Missouri walks away from ‘View Source’ hacking lawsuits


A Cole County prosecutor declined to prosecute journalist Josh Renaud for hacking the state’s website, Ars-Technica reported.

View Source Pursuit

In 2021, journalist Josh Renaud from St. Louis Post Shipping discovered a security breach on the Missouri Department of Elementary and Secondary Education website. The website exposed the social security numbers of more than 100,000 department employees. These employees included teachers, administrators and school counsellors.

Mr. Renaud discovered this by using a common browsing tool that allows anyone to view the source code of any website.

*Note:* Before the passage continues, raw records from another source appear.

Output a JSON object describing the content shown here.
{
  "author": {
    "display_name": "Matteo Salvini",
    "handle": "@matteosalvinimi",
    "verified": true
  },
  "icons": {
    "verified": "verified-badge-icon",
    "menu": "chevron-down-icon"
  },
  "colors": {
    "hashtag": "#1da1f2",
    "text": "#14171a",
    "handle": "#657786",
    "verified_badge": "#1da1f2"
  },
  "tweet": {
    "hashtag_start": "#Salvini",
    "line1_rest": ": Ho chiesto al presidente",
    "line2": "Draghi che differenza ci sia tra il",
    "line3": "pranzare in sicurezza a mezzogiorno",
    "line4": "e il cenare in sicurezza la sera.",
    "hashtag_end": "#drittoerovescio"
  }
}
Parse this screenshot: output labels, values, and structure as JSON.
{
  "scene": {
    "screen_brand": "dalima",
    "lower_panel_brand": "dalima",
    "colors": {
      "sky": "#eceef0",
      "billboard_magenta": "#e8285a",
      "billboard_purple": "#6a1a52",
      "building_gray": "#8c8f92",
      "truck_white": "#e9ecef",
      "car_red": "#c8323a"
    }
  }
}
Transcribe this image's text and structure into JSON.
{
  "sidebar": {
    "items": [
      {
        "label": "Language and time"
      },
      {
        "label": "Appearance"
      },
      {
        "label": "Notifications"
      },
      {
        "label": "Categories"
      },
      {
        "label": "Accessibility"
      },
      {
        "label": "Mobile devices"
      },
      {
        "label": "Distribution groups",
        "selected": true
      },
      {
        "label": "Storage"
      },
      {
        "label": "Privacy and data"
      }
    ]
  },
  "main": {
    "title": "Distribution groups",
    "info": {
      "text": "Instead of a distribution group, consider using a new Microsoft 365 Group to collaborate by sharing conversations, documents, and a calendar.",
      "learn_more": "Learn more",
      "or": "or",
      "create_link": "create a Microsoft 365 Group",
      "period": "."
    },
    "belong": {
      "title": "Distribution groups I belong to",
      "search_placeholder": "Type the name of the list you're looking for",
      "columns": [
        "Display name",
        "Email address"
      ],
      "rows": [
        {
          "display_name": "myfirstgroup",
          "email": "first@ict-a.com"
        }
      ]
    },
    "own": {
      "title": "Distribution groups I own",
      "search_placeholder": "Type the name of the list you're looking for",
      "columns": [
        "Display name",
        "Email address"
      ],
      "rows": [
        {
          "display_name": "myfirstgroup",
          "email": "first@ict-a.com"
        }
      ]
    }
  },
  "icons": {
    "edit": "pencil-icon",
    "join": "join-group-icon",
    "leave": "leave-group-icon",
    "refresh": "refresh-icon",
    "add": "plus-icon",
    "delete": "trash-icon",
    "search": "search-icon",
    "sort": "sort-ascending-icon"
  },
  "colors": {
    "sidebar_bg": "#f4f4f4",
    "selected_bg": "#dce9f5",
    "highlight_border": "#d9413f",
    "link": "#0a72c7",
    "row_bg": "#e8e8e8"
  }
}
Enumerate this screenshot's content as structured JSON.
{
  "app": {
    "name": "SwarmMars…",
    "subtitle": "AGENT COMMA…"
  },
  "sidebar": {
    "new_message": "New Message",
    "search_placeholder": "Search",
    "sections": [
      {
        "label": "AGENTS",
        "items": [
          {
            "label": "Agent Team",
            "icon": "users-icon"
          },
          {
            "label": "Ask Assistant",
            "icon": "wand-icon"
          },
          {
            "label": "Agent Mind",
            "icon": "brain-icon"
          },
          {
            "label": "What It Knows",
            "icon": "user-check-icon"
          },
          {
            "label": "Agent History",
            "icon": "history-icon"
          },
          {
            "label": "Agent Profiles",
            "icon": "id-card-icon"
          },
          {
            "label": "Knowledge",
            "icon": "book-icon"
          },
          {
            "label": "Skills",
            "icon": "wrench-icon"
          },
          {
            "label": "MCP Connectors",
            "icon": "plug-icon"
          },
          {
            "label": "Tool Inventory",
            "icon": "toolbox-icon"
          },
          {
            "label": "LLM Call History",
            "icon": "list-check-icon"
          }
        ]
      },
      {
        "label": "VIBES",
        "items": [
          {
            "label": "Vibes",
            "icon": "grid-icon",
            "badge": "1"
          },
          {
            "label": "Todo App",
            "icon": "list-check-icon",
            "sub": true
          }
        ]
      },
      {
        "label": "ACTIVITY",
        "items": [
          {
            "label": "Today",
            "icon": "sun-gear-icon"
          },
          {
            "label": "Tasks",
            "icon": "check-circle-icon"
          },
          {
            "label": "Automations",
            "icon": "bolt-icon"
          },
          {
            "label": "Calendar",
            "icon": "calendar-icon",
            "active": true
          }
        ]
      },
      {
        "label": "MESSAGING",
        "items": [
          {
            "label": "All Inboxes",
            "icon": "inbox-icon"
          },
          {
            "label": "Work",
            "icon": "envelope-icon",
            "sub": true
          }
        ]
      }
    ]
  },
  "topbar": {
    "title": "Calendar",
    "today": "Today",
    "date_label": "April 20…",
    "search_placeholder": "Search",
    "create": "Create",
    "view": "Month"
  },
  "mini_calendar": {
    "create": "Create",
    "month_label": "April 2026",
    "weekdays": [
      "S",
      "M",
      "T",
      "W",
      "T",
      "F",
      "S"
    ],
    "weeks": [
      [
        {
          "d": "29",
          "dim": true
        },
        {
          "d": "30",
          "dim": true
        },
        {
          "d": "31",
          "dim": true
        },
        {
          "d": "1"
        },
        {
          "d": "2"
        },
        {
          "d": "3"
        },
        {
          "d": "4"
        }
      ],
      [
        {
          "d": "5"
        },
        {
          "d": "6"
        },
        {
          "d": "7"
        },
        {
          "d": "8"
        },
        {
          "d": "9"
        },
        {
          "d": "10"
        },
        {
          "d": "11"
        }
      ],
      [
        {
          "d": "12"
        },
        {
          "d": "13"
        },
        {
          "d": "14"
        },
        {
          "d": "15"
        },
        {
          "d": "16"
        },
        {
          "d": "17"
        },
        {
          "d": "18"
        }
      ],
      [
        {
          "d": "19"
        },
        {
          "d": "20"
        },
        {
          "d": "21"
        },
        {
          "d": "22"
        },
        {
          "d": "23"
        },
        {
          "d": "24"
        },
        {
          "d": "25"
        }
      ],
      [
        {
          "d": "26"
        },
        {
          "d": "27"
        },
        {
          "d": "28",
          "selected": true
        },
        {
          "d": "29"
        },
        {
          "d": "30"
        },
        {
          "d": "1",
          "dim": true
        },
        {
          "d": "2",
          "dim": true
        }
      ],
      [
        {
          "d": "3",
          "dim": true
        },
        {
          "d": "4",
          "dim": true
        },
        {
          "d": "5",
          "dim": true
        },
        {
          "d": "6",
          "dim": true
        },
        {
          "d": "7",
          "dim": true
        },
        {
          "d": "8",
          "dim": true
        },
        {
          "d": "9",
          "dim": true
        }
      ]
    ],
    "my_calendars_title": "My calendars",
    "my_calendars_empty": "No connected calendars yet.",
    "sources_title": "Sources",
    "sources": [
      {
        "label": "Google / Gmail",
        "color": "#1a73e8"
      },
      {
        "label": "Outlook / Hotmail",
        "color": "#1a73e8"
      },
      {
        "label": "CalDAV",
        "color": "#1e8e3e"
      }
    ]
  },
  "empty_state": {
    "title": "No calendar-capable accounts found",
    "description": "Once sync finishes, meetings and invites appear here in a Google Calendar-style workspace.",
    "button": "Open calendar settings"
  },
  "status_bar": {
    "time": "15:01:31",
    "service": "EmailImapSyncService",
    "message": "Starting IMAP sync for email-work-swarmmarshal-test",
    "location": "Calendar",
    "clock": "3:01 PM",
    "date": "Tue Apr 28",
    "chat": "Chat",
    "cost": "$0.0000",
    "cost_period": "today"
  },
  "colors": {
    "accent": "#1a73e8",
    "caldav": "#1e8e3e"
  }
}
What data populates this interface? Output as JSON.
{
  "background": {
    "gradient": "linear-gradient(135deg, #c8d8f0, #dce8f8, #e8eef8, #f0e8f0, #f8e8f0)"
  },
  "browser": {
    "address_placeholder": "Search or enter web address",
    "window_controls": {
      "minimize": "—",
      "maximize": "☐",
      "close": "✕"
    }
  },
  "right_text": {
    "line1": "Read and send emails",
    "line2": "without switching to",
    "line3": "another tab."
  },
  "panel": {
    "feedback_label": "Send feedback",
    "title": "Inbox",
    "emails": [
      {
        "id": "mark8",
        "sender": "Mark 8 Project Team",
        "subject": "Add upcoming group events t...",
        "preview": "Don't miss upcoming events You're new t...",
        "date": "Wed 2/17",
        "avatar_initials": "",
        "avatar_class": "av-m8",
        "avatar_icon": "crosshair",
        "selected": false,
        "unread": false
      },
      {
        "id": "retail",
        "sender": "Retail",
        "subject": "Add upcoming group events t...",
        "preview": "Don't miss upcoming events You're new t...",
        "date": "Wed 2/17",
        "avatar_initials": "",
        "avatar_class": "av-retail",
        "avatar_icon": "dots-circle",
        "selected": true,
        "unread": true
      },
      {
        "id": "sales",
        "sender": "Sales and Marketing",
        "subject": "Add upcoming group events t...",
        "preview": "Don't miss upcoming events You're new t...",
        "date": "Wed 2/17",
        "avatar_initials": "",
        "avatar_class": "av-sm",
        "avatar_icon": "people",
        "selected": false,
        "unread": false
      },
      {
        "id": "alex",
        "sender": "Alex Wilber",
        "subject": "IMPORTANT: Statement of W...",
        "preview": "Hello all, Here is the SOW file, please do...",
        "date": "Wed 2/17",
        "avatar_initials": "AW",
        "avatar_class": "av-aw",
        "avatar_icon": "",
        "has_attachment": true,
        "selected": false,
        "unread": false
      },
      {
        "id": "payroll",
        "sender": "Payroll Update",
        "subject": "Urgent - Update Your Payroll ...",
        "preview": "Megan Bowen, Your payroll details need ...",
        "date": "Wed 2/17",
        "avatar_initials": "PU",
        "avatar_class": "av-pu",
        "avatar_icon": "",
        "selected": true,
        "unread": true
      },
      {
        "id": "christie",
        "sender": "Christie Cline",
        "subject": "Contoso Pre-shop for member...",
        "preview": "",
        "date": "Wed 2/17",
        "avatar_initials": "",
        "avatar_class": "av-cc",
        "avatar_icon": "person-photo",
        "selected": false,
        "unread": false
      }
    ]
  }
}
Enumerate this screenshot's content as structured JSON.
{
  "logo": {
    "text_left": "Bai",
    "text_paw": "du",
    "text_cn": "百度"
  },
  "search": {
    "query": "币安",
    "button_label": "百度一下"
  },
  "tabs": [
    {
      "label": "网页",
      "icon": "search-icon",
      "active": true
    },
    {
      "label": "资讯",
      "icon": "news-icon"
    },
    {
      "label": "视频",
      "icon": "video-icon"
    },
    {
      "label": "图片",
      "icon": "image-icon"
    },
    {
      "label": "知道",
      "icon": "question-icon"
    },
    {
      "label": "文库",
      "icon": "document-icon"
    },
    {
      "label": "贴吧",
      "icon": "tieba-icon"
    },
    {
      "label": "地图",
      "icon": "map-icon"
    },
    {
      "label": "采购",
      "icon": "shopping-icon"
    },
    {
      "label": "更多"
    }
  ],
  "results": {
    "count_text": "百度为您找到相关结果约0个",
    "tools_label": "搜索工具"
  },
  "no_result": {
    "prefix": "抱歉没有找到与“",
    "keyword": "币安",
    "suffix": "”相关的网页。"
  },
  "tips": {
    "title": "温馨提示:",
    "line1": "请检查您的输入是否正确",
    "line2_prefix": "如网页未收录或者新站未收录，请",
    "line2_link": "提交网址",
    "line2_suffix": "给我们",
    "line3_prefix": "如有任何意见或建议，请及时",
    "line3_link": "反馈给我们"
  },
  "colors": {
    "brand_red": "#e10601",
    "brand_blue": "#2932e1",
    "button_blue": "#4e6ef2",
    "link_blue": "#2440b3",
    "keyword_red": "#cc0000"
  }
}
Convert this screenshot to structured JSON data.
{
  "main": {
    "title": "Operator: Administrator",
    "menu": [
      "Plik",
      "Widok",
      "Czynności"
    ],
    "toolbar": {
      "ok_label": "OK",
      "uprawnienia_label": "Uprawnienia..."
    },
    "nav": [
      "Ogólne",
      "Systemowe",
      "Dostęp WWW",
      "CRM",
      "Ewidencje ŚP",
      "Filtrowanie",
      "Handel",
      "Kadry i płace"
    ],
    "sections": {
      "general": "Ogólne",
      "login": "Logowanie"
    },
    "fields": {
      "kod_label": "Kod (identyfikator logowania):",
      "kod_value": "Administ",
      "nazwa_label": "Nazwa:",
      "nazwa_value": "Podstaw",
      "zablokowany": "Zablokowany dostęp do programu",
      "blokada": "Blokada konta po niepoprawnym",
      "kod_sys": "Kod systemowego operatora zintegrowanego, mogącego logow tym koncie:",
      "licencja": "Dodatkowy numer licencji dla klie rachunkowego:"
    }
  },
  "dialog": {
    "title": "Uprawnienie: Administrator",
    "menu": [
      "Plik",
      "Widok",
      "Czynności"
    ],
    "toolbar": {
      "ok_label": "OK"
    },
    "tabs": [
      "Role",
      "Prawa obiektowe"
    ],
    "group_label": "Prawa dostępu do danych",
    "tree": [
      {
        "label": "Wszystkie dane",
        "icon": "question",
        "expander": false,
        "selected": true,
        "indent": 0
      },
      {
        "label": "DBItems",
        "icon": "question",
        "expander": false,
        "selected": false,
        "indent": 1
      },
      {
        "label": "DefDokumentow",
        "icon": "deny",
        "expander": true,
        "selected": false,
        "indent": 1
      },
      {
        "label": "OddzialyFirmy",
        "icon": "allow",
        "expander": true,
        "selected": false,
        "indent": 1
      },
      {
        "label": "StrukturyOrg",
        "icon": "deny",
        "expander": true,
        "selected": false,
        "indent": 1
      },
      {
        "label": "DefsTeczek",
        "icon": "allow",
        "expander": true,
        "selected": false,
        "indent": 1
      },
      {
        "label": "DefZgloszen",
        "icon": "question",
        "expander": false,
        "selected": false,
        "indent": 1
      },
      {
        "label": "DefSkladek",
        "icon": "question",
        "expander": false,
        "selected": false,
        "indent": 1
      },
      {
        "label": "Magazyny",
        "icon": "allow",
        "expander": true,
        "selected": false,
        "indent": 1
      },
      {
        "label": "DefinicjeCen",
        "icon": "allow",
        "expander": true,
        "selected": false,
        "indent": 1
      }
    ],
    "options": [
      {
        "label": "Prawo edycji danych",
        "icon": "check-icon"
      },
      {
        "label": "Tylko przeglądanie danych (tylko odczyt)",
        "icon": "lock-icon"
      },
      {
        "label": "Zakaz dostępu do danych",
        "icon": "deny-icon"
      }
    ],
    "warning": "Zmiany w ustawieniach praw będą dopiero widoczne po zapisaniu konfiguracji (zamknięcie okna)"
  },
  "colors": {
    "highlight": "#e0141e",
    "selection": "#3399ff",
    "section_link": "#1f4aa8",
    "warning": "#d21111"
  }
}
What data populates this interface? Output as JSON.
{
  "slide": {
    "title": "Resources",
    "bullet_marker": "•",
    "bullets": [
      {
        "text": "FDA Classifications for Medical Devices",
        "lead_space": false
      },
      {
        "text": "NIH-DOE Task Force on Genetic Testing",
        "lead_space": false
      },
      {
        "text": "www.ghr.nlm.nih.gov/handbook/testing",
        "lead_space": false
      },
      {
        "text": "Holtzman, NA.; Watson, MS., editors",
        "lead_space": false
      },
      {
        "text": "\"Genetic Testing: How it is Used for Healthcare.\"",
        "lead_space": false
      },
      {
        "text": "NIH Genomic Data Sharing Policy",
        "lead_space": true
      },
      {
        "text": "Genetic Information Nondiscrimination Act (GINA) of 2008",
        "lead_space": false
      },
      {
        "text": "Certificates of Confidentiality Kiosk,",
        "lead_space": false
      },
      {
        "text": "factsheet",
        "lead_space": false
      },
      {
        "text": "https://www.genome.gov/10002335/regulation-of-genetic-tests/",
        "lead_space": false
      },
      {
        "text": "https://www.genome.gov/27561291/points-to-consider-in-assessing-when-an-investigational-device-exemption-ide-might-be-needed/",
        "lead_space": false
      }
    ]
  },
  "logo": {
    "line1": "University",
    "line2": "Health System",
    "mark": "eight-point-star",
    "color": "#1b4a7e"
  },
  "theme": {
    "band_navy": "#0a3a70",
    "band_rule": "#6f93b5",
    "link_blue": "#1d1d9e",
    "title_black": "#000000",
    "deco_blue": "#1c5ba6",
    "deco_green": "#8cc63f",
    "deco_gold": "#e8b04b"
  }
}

Show Source shows HTML, CSS, JavaScript, etc. the Post-shipment revealed the leak to the state government, which fixed it soon after. “The newspaper has delayed the publication of this report to allow the department time to take steps to protect teachers’ private information and to allow the state to ensure that no web applications from other agencies contain similar vulnerabilities.”

However, Missouri Governor Mike Parson accused Mr Renaud of hacking, saying he ‘decoded’ the HTML code and stole the SSNs in an ‘attempt to steal personal information and harm the people of Missouri’. . Mr. Parson filed a complaint against the journalist and threatened civil action.

Cole County District Attorney Locke Thompson released a statement [PDF]:

It can be argued that there has been a violation of the law. However, upon review of the case, the issues at the heart of the investigation were resolved through non-legal means. As such, it is not in the best interest of the citizens of Cole County to use the significant resources and taxpayer dollars that would be required to pursue criminal misdemeanor charges in this case. The investigation is now closed and the Cole County District Attorney’s Office will not be issuing any further comment.

Mr. Renaud also made a statement [PDF]saying he was politically persecuted as a journalist:

It was a political persecution of a journalist, plain and simple. Despite this, I am proud that my reporting exposed a critical issue and caused the state to take action to better protect teachers’ private data.

View Source in Safari

As mentioned, viewing a website’s source code is something anyone can do. Here’s how to do it in Safari:

  1. Open Safari and go to Preferences. You can do this with a keyboard command: Command (⌘) + comma (,).
  2. Click it Advanced tab on the far right.
  3. At the bottom, check the box to Show Develop menu in menu bar.
  4. In the Safari menu bar, click Develop. You’ll see tools like Show Web Inspector, Show Page Source, and more. These two elements will allow you to view the source code.

To try The Mac Observer to start.


Comments are closed.